The major benefit I am seeing right away is being able to build a new endpoint in the back-end of the application without needing to deal with the front-end.
This helps focus your effort on one application design element, preventing multitasking from causing me to make more mistakes or perform tasks slowly.
The final solution section of this article is quite specific to Jest however the concepts will translate to any testing framework.
Thank you for taking the time to read this article.
I hope you have learned something new from my discoveries.
AcknowledgementsI would like to thanks a few people and projects who made this work and article possible:Yoni Goldberg, Albert Gao, and the many other people in this industry that make developing fun.
Node Weekly: A weekly email news letter I look forward to.

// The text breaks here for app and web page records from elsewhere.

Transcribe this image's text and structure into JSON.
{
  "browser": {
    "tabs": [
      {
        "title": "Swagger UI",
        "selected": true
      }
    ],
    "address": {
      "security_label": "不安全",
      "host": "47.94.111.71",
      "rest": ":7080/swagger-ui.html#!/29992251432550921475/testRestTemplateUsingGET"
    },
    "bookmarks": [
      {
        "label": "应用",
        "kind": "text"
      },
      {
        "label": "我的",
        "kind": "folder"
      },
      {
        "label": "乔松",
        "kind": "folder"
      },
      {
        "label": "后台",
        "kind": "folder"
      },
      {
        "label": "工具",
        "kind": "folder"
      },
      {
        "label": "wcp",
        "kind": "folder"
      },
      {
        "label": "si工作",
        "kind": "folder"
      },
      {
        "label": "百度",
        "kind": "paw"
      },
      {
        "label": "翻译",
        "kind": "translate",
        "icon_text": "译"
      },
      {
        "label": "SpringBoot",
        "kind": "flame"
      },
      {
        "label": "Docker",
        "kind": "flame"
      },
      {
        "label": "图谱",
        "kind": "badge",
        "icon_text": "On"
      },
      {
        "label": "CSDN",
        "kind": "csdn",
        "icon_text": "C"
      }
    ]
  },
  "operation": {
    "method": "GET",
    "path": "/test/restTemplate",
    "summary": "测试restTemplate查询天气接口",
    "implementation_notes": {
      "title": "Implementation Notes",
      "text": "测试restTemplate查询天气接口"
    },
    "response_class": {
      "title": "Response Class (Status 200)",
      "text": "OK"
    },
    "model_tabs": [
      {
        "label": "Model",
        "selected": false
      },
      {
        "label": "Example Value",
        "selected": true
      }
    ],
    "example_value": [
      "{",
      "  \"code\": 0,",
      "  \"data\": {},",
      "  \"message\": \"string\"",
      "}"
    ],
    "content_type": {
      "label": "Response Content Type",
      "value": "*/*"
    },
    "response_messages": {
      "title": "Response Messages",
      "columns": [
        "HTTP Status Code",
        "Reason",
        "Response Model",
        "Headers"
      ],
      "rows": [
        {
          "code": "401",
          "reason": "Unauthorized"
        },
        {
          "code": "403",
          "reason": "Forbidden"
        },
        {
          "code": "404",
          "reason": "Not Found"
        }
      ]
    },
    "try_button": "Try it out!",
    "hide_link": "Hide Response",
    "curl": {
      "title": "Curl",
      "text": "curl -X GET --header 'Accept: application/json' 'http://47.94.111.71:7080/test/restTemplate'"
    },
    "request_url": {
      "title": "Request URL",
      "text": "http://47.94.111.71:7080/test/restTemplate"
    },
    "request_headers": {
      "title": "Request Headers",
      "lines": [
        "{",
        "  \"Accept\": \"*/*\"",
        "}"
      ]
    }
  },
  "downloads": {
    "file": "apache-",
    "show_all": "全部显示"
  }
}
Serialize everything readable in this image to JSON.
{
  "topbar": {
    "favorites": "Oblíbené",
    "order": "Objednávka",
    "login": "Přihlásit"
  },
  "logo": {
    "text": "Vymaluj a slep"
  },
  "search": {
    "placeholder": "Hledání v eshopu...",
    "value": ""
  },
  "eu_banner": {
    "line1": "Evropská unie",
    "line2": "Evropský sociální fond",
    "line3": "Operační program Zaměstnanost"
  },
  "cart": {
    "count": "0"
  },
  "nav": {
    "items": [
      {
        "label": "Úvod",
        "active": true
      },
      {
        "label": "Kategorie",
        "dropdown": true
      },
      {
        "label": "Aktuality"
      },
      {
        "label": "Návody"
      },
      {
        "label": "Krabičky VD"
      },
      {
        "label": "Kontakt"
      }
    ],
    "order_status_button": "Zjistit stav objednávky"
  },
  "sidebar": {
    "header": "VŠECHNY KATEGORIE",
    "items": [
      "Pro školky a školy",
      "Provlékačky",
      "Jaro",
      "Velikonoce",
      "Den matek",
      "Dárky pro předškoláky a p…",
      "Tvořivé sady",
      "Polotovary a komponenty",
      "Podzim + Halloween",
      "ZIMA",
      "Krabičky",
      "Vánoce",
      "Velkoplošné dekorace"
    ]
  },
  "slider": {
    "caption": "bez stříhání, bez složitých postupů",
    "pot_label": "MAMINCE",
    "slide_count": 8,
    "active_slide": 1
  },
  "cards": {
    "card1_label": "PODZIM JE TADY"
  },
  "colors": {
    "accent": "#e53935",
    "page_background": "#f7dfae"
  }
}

Thanks Peter Cooper and staff.
This is my main tool for finding articles like Yoni’s.
Medium: This is my first post on Medium.
It seems like a great platform.
Sub-lists would be helpful however all-in-all it is a great experience.
io: What a brilliant tool.
I used this web based drawing application to make the images in this article.
Jest: The guys working on Jest have and are doing a fantastic job.
Keep it up.
axios: This project makes working with external HTTP endpoints a delight.
MongoDB: My expectations on document databases are high due to my work with RethinkDB.
MongoDB comes close which is saying something.
mongodb-memory-server: Truly a brilliant target for application integration testing.
Great work Pavel Chertorogov and the community.
js: Finally Node.